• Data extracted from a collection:
---
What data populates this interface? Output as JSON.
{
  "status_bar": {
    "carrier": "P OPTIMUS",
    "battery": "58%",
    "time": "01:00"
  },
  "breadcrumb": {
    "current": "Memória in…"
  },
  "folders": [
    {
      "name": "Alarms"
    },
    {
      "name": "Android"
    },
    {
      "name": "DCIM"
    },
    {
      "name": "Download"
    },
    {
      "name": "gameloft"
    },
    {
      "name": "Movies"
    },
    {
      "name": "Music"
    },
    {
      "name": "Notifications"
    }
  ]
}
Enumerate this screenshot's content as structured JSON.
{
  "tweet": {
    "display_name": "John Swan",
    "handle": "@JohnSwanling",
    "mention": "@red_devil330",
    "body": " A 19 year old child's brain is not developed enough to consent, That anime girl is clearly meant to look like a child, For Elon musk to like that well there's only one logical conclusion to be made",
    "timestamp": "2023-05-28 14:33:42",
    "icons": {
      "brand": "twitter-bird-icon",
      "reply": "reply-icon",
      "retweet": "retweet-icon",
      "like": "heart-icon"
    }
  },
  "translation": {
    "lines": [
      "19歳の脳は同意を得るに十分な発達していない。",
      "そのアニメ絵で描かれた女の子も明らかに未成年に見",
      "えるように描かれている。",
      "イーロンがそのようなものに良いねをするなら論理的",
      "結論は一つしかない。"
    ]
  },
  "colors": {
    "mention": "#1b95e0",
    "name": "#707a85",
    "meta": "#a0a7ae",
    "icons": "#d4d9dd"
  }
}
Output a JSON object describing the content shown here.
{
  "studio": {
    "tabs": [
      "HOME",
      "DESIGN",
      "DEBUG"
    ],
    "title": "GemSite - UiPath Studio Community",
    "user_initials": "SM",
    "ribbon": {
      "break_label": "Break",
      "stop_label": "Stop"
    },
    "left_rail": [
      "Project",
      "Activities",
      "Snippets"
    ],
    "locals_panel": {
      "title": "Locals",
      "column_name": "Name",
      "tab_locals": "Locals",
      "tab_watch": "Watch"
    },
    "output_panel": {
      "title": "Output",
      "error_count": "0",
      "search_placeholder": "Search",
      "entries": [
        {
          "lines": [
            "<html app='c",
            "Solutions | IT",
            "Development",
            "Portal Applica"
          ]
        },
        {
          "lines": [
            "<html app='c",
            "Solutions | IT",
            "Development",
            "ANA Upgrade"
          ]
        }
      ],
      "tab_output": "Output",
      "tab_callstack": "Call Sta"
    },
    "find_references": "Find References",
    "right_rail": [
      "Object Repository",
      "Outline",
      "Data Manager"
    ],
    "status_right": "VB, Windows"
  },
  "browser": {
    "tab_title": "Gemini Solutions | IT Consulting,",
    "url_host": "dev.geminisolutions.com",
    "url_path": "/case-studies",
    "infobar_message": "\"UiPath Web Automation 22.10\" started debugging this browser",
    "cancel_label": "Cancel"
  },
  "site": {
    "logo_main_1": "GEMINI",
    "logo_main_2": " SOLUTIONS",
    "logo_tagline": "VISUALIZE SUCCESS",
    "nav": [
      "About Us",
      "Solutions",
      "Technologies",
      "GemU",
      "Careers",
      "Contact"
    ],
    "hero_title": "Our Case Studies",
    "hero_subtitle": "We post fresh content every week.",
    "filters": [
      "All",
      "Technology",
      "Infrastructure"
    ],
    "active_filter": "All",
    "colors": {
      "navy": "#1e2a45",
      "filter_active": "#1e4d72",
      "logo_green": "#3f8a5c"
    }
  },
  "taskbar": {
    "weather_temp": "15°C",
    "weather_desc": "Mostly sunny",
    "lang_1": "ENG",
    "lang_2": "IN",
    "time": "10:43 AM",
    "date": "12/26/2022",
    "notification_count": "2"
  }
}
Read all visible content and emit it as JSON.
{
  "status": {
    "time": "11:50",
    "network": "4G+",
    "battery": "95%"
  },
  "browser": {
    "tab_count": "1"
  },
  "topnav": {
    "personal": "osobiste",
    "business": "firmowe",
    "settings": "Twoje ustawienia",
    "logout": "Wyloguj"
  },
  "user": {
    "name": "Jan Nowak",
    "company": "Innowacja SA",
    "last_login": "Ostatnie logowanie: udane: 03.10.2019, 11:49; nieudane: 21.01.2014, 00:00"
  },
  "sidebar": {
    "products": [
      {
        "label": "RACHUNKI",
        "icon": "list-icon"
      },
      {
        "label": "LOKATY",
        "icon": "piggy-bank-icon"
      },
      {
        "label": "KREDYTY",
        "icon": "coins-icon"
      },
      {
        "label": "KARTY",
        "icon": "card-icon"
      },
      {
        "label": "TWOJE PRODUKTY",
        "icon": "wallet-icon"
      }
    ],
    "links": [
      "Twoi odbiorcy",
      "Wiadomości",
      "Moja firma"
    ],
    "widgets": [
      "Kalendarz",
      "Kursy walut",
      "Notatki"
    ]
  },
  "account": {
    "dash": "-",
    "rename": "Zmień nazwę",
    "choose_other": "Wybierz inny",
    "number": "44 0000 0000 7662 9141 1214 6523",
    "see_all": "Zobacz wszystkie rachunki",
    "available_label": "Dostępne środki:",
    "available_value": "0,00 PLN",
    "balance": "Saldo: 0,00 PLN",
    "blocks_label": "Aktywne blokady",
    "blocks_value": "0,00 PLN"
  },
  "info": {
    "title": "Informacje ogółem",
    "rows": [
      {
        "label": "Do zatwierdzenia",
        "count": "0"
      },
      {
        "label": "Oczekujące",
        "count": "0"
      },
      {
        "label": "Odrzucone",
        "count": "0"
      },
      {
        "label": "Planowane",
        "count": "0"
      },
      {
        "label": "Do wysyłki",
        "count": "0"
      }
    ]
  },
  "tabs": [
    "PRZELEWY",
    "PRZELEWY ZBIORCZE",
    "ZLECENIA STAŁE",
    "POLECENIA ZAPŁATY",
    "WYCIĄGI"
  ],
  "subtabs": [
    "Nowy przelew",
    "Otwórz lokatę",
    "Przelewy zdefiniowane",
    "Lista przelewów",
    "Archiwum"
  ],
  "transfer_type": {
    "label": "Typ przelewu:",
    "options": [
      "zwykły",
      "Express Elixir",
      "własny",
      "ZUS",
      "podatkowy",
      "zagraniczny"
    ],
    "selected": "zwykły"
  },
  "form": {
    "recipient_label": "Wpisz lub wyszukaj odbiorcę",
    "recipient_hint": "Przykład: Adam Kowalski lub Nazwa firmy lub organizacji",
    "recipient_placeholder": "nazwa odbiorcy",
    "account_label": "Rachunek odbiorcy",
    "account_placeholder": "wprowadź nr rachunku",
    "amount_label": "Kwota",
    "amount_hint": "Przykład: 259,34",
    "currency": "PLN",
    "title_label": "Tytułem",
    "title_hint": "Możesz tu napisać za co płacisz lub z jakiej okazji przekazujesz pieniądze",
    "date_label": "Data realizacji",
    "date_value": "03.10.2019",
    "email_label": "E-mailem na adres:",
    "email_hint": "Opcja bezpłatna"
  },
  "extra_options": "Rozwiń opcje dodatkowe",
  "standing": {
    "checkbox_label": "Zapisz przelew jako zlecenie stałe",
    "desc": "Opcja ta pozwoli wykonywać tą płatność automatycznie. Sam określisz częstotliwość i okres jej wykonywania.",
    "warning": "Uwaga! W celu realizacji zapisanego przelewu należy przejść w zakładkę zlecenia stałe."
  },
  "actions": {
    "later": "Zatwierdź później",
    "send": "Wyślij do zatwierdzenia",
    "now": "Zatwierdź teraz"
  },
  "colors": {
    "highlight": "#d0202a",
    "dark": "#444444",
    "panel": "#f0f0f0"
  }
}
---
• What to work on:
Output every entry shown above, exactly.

• Task solution:
What data populates this interface? Output as JSON.
{
  "status_bar": {
    "carrier": "P OPTIMUS",
    "battery": "58%",
    "time": "01:00"
  },
  "breadcrumb": {
    "current": "Memória in…"
  },
  "folders": [
    {
      "name": "Alarms"
    },
    {
      "name": "Android"
    },
    {
      "name": "DCIM"
    },
    {
      "name": "Download"
    },
    {
      "name": "gameloft"
    },
    {
      "name": "Movies"
    },
    {
      "name": "Music"
    },
    {
      "name": "Notifications"
    }
  ]
}
Enumerate this screenshot's content as structured JSON.
{
  "tweet": {
    "display_name": "John Swan",
    "handle": "@JohnSwanling",
    "mention": "@red_devil330",
    "body": " A 19 year old child's brain is not developed enough to consent, That anime girl is clearly meant to look like a child, For Elon musk to like that well there's only one logical conclusion to be made",
    "timestamp": "2023-05-28 14:33:42",
    "icons": {
      "brand": "twitter-bird-icon",
      "reply": "reply-icon",
      "retweet": "retweet-icon",
      "like": "heart-icon"
    }
  },
  "translation": {
    "lines": [
      "19歳の脳は同意を得るに十分な発達していない。",
      "そのアニメ絵で描かれた女の子も明らかに未成年に見",
      "えるように描かれている。",
      "イーロンがそのようなものに良いねをするなら論理的",
      "結論は一つしかない。"
    ]
  },
  "colors": {
    "mention": "#1b95e0",
    "name": "#707a85",
    "meta": "#a0a7ae",
    "icons": "#d4d9dd"
  }
}
Output a JSON object describing the content shown here.
{
  "studio": {
    "tabs": [
      "HOME",
      "DESIGN",
      "DEBUG"
    ],
    "title": "GemSite - UiPath Studio Community",
    "user_initials": "SM",
    "ribbon": {
      "break_label": "Break",
      "stop_label": "Stop"
    },
    "left_rail": [
      "Project",
      "Activities",
      "Snippets"
    ],
    "locals_panel": {
      "title": "Locals",
      "column_name": "Name",
      "tab_locals": "Locals",
      "tab_watch": "Watch"
    },
    "output_panel": {
      "title": "Output",
      "error_count": "0",
      "search_placeholder": "Search",
      "entries": [
        {
          "lines": [
            "<html app='c",
            "Solutions | IT",
            "Development",
            "Portal Applica"
          ]
        },
        {
          "lines": [
            "<html app='c",
            "Solutions | IT",
            "Development",
            "ANA Upgrade"
          ]
        }
      ],
      "tab_output": "Output",
      "tab_callstack": "Call Sta"
    },
    "find_references": "Find References",
    "right_rail": [
      "Object Repository",
      "Outline",
      "Data Manager"
    ],
    "status_right": "VB, Windows"
  },
  "browser": {
    "tab_title": "Gemini Solutions | IT Consulting,",
    "url_host": "dev.geminisolutions.com",
    "url_path": "/case-studies",
    "infobar_message": "\"UiPath Web Automation 22.10\" started debugging this browser",
    "cancel_label": "Cancel"
  },
  "site": {
    "logo_main_1": "GEMINI",
    "logo_main_2": " SOLUTIONS",
    "logo_tagline": "VISUALIZE SUCCESS",
    "nav": [
      "About Us",
      "Solutions",
      "Technologies",
      "GemU",
      "Careers",
      "Contact"
    ],
    "hero_title": "Our Case Studies",
    "hero_subtitle": "We post fresh content every week.",
    "filters": [
      "All",
      "Technology",
      "Infrastructure"
    ],
    "active_filter": "All",
    "colors": {
      "navy": "#1e2a45",
      "filter_active": "#1e4d72",
      "logo_green": "#3f8a5c"
    }
  },
  "taskbar": {
    "weather_temp": "15°C",
    "weather_desc": "Mostly sunny",
    "lang_1": "ENG",
    "lang_2": "IN",
    "time": "10:43 AM",
    "date": "12/26/2022",
    "notification_count": "2"
  }
}
Read all visible content and emit it as JSON.
{
  "status": {
    "time": "11:50",
    "network": "4G+",
    "battery": "95%"
  },
  "browser": {
    "tab_count": "1"
  },
  "topnav": {
    "personal": "osobiste",
    "business": "firmowe",
    "settings": "Twoje ustawienia",
    "logout": "Wyloguj"
  },
  "user": {
    "name": "Jan Nowak",
    "company": "Innowacja SA",
    "last_login": "Ostatnie logowanie: udane: 03.10.2019, 11:49; nieudane: 21.01.2014, 00:00"
  },
  "sidebar": {
    "products": [
      {
        "label": "RACHUNKI",
        "icon": "list-icon"
      },
      {
        "label": "LOKATY",
        "icon": "piggy-bank-icon"
      },
      {
        "label": "KREDYTY",
        "icon": "coins-icon"
      },
      {
        "label": "KARTY",
        "icon": "card-icon"
      },
      {
        "label": "TWOJE PRODUKTY",
        "icon": "wallet-icon"
      }
    ],
    "links": [
      "Twoi odbiorcy",
      "Wiadomości",
      "Moja firma"
    ],
    "widgets": [
      "Kalendarz",
      "Kursy walut",
      "Notatki"
    ]
  },
  "account": {
    "dash": "-",
    "rename": "Zmień nazwę",
    "choose_other": "Wybierz inny",
    "number": "44 0000 0000 7662 9141 1214 6523",
    "see_all": "Zobacz wszystkie rachunki",
    "available_label": "Dostępne środki:",
    "available_value": "0,00 PLN",
    "balance": "Saldo: 0,00 PLN",
    "blocks_label": "Aktywne blokady",
    "blocks_value": "0,00 PLN"
  },
  "info": {
    "title": "Informacje ogółem",
    "rows": [
      {
        "label": "Do zatwierdzenia",
        "count": "0"
      },
      {
        "label": "Oczekujące",
        "count": "0"
      },
      {
        "label": "Odrzucone",
        "count": "0"
      },
      {
        "label": "Planowane",
        "count": "0"
      },
      {
        "label": "Do wysyłki",
        "count": "0"
      }
    ]
  },
  "tabs": [
    "PRZELEWY",
    "PRZELEWY ZBIORCZE",
    "ZLECENIA STAŁE",
    "POLECENIA ZAPŁATY",
    "WYCIĄGI"
  ],
  "subtabs": [
    "Nowy przelew",
    "Otwórz lokatę",
    "Przelewy zdefiniowane",
    "Lista przelewów",
    "Archiwum"
  ],
  "transfer_type": {
    "label": "Typ przelewu:",
    "options": [
      "zwykły",
      "Express Elixir",
      "własny",
      "ZUS",
      "podatkowy",
      "zagraniczny"
    ],
    "selected": "zwykły"
  },
  "form": {
    "recipient_label": "Wpisz lub wyszukaj odbiorcę",
    "recipient_hint": "Przykład: Adam Kowalski lub Nazwa firmy lub organizacji",
    "recipient_placeholder": "nazwa odbiorcy",
    "account_label": "Rachunek odbiorcy",
    "account_placeholder": "wprowadź nr rachunku",
    "amount_label": "Kwota",
    "amount_hint": "Przykład: 259,34",
    "currency": "PLN",
    "title_label": "Tytułem",
    "title_hint": "Możesz tu napisać za co płacisz lub z jakiej okazji przekazujesz pieniądze",
    "date_label": "Data realizacji",
    "date_value": "03.10.2019",
    "email_label": "E-mailem na adres:",
    "email_hint": "Opcja bezpłatna"
  },
  "extra_options": "Rozwiń opcje dodatkowe",
  "standing": {
    "checkbox_label": "Zapisz przelew jako zlecenie stałe",
    "desc": "Opcja ta pozwoli wykonywać tą płatność automatycznie. Sam określisz częstotliwość i okres jej wykonywania.",
    "warning": "Uwaga! W celu realizacji zapisanego przelewu należy przejść w zakładkę zlecenia stałe."
  },
  "actions": {
    "later": "Zatwierdź później",
    "send": "Wyślij do zatwierdzenia",
    "now": "Zatwierdź teraz"
  },
  "colors": {
    "highlight": "#d0202a",
    "dark": "#444444",
    "panel": "#f0f0f0"
  }
}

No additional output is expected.